- Work instruction -
This task requires every entry to be set down again exactly.
##############################
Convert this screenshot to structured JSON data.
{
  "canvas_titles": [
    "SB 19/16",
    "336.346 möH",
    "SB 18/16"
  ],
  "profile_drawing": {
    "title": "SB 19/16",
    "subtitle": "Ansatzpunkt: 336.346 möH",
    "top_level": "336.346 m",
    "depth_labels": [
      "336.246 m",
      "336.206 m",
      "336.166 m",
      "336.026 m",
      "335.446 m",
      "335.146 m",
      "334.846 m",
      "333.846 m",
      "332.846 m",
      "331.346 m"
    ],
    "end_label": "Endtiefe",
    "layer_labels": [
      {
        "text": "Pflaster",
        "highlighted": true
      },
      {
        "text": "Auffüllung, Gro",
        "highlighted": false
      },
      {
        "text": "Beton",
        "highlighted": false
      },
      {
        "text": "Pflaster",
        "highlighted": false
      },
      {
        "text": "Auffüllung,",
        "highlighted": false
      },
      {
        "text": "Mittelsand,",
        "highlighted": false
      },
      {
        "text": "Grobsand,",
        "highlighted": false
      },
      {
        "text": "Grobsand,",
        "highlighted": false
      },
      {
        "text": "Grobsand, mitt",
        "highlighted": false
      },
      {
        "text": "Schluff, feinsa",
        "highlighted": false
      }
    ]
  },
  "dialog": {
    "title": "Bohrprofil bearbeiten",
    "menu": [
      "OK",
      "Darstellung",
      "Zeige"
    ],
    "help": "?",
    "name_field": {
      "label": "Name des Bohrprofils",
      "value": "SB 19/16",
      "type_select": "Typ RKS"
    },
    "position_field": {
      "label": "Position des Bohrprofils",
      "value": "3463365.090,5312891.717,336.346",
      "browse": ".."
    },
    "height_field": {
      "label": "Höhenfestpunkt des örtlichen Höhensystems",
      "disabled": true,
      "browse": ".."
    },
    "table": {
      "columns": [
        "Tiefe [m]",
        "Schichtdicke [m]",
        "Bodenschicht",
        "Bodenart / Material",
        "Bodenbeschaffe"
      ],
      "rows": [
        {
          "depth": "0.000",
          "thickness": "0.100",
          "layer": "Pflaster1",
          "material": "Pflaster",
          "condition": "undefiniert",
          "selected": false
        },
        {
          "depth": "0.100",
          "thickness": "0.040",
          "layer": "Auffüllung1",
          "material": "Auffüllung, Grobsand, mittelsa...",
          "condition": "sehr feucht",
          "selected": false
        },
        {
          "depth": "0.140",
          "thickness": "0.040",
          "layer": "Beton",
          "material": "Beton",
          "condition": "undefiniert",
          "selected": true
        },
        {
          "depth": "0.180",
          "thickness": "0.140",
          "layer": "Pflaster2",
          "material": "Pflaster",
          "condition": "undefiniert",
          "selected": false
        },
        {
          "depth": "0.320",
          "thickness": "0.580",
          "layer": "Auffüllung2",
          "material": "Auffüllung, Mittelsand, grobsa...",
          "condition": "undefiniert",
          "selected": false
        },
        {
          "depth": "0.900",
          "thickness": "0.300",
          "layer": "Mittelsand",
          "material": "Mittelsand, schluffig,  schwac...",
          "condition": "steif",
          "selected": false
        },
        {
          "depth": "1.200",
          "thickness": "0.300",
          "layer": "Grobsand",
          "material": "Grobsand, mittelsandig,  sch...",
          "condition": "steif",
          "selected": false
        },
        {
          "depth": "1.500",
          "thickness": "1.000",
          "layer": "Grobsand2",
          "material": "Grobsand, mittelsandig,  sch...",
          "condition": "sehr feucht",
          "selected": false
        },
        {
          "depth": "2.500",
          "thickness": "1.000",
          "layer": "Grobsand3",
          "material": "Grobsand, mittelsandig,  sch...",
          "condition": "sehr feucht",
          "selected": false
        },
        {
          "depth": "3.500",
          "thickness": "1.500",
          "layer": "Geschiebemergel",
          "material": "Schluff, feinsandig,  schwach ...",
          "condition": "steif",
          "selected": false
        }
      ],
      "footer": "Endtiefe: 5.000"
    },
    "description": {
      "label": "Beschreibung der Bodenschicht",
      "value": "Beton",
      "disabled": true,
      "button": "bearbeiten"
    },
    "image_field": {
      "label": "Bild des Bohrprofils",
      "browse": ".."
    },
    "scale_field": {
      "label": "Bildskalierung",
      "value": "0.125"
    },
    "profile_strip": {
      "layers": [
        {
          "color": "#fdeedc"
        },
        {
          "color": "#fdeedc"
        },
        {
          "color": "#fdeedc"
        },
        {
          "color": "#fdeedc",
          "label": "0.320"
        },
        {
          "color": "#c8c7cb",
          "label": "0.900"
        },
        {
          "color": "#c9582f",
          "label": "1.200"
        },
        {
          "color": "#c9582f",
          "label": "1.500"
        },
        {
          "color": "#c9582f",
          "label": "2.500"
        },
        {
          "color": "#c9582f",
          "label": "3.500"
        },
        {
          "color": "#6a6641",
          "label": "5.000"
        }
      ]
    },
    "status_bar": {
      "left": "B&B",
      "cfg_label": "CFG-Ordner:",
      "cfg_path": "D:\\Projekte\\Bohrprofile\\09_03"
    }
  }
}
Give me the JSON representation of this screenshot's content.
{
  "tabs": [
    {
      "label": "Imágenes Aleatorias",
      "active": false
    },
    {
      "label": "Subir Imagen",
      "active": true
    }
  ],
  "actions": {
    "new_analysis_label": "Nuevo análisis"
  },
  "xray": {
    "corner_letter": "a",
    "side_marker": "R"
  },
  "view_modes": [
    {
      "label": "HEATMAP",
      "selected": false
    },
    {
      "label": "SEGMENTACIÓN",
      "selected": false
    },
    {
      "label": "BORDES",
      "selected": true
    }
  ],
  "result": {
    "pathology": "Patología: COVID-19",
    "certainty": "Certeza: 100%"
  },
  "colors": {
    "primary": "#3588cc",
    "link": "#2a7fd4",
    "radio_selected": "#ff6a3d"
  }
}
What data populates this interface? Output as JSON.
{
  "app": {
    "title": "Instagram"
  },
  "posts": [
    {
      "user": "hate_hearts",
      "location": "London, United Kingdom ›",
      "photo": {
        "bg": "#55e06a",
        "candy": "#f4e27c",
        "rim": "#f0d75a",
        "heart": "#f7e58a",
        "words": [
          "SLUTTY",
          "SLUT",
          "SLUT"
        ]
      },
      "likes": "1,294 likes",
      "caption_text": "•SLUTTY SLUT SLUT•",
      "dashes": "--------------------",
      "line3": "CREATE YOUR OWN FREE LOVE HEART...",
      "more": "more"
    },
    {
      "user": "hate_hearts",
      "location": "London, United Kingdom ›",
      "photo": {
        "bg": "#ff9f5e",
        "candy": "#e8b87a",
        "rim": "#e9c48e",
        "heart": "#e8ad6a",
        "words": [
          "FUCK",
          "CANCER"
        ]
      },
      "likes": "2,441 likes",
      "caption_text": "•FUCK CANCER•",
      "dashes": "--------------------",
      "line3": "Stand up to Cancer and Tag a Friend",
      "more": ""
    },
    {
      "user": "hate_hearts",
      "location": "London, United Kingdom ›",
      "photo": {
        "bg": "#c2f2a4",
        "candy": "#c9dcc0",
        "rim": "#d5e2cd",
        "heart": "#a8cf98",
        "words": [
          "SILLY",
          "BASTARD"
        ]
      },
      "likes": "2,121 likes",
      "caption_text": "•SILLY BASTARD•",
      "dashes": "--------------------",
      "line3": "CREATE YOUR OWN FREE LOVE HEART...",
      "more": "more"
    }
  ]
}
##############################
- Expected answer -
Convert this screenshot to structured JSON data.
{
  "canvas_titles": [
    "SB 19/16",
    "336.346 möH",
    "SB 18/16"
  ],
  "profile_drawing": {
    "title": "SB 19/16",
    "subtitle": "Ansatzpunkt: 336.346 möH",
    "top_level": "336.346 m",
    "depth_labels": [
      "336.246 m",
      "336.206 m",
      "336.166 m",
      "336.026 m",
      "335.446 m",
      "335.146 m",
      "334.846 m",
      "333.846 m",
      "332.846 m",
      "331.346 m"
    ],
    "end_label": "Endtiefe",
    "layer_labels": [
      {
        "text": "Pflaster",
        "highlighted": true
      },
      {
        "text": "Auffüllung, Gro",
        "highlighted": false
      },
      {
        "text": "Beton",
        "highlighted": false
      },
      {
        "text": "Pflaster",
        "highlighted": false
      },
      {
        "text": "Auffüllung,",
        "highlighted": false
      },
      {
        "text": "Mittelsand,",
        "highlighted": false
      },
      {
        "text": "Grobsand,",
        "highlighted": false
      },
      {
        "text": "Grobsand,",
        "highlighted": false
      },
      {
        "text": "Grobsand, mitt",
        "highlighted": false
      },
      {
        "text": "Schluff, feinsa",
        "highlighted": false
      }
    ]
  },
  "dialog": {
    "title": "Bohrprofil bearbeiten",
    "menu": [
      "OK",
      "Darstellung",
      "Zeige"
    ],
    "help": "?",
    "name_field": {
      "label": "Name des Bohrprofils",
      "value": "SB 19/16",
      "type_select": "Typ RKS"
    },
    "position_field": {
      "label": "Position des Bohrprofils",
      "value": "3463365.090,5312891.717,336.346",
      "browse": ".."
    },
    "height_field": {
      "label": "Höhenfestpunkt des örtlichen Höhensystems",
      "disabled": true,
      "browse": ".."
    },
    "table": {
      "columns": [
        "Tiefe [m]",
        "Schichtdicke [m]",
        "Bodenschicht",
        "Bodenart / Material",
        "Bodenbeschaffe"
      ],
      "rows": [
        {
          "depth": "0.000",
          "thickness": "0.100",
          "layer": "Pflaster1",
          "material": "Pflaster",
          "condition": "undefiniert",
          "selected": false
        },
        {
          "depth": "0.100",
          "thickness": "0.040",
          "layer": "Auffüllung1",
          "material": "Auffüllung, Grobsand, mittelsa...",
          "condition": "sehr feucht",
          "selected": false
        },
        {
          "depth": "0.140",
          "thickness": "0.040",
          "layer": "Beton",
          "material": "Beton",
          "condition": "undefiniert",
          "selected": true
        },
        {
          "depth": "0.180",
          "thickness": "0.140",
          "layer": "Pflaster2",
          "material": "Pflaster",
          "condition": "undefiniert",
          "selected": false
        },
        {
          "depth": "0.320",
          "thickness": "0.580",
          "layer": "Auffüllung2",
          "material": "Auffüllung, Mittelsand, grobsa...",
          "condition": "undefiniert",
          "selected": false
        },
        {
          "depth": "0.900",
          "thickness": "0.300",
          "layer": "Mittelsand",
          "material": "Mittelsand, schluffig,  schwac...",
          "condition": "steif",
          "selected": false
        },
        {
          "depth": "1.200",
          "thickness": "0.300",
          "layer": "Grobsand",
          "material": "Grobsand, mittelsandig,  sch...",
          "condition": "steif",
          "selected": false
        },
        {
          "depth": "1.500",
          "thickness": "1.000",
          "layer": "Grobsand2",
          "material": "Grobsand, mittelsandig,  sch...",
          "condition": "sehr feucht",
          "selected": false
        },
        {
          "depth": "2.500",
          "thickness": "1.000",
          "layer": "Grobsand3",
          "material": "Grobsand, mittelsandig,  sch...",
          "condition": "sehr feucht",
          "selected": false
        },
        {
          "depth": "3.500",
          "thickness": "1.500",
          "layer": "Geschiebemergel",
          "material": "Schluff, feinsandig,  schwach ...",
          "condition": "steif",
          "selected": false
        }
      ],
      "footer": "Endtiefe: 5.000"
    },
    "description": {
      "label": "Beschreibung der Bodenschicht",
      "value": "Beton",
      "disabled": true,
      "button": "bearbeiten"
    },
    "image_field": {
      "label": "Bild des Bohrprofils",
      "browse": ".."
    },
    "scale_field": {
      "label": "Bildskalierung",
      "value": "0.125"
    },
    "profile_strip": {
      "layers": [
        {
          "color": "#fdeedc"
        },
        {
          "color": "#fdeedc"
        },
        {
          "color": "#fdeedc"
        },
        {
          "color": "#fdeedc",
          "label": "0.320"
        },
        {
          "color": "#c8c7cb",
          "label": "0.900"
        },
        {
          "color": "#c9582f",
          "label": "1.200"
        },
        {
          "color": "#c9582f",
          "label": "1.500"
        },
        {
          "color": "#c9582f",
          "label": "2.500"
        },
        {
          "color": "#c9582f",
          "label": "3.500"
        },
        {
          "color": "#6a6641",
          "label": "5.000"
        }
      ]
    },
    "status_bar": {
      "left": "B&B",
      "cfg_label": "CFG-Ordner:",
      "cfg_path": "D:\\Projekte\\Bohrprofile\\09_03"
    }
  }
}
Give me the JSON representation of this screenshot's content.
{
  "tabs": [
    {
      "label": "Imágenes Aleatorias",
      "active": false
    },
    {
      "label": "Subir Imagen",
      "active": true
    }
  ],
  "actions": {
    "new_analysis_label": "Nuevo análisis"
  },
  "xray": {
    "corner_letter": "a",
    "side_marker": "R"
  },
  "view_modes": [
    {
      "label": "HEATMAP",
      "selected": false
    },
    {
      "label": "SEGMENTACIÓN",
      "selected": false
    },
    {
      "label": "BORDES",
      "selected": true
    }
  ],
  "result": {
    "pathology": "Patología: COVID-19",
    "certainty": "Certeza: 100%"
  },
  "colors": {
    "primary": "#3588cc",
    "link": "#2a7fd4",
    "radio_selected": "#ff6a3d"
  }
}
What data populates this interface? Output as JSON.
{
  "app": {
    "title": "Instagram"
  },
  "posts": [
    {
      "user": "hate_hearts",
      "location": "London, United Kingdom ›",
      "photo": {
        "bg": "#55e06a",
        "candy": "#f4e27c",
        "rim": "#f0d75a",
        "heart": "#f7e58a",
        "words": [
          "SLUTTY",
          "SLUT",
          "SLUT"
        ]
      },
      "likes": "1,294 likes",
      "caption_text": "•SLUTTY SLUT SLUT•",
      "dashes": "--------------------",
      "line3": "CREATE YOUR OWN FREE LOVE HEART...",
      "more": "more"
    },
    {
      "user": "hate_hearts",
      "location": "London, United Kingdom ›",
      "photo": {
        "bg": "#ff9f5e",
        "candy": "#e8b87a",
        "rim": "#e9c48e",
        "heart": "#e8ad6a",
        "words": [
          "FUCK",
          "CANCER"
        ]
      },
      "likes": "2,441 likes",
      "caption_text": "•FUCK CANCER•",
      "dashes": "--------------------",
      "line3": "Stand up to Cancer and Tag a Friend",
      "more": ""
    },
    {
      "user": "hate_hearts",
      "location": "London, United Kingdom ›",
      "photo": {
        "bg": "#c2f2a4",
        "candy": "#c9dcc0",
        "rim": "#d5e2cd",
        "heart": "#a8cf98",
        "words": [
          "SILLY",
          "BASTARD"
        ]
      },
      "likes": "2,121 likes",
      "caption_text": "•SILLY BASTARD•",
      "dashes": "--------------------",
      "line3": "CREATE YOUR OWN FREE LOVE HEART...",
      "more": "more"
    }
  ]
}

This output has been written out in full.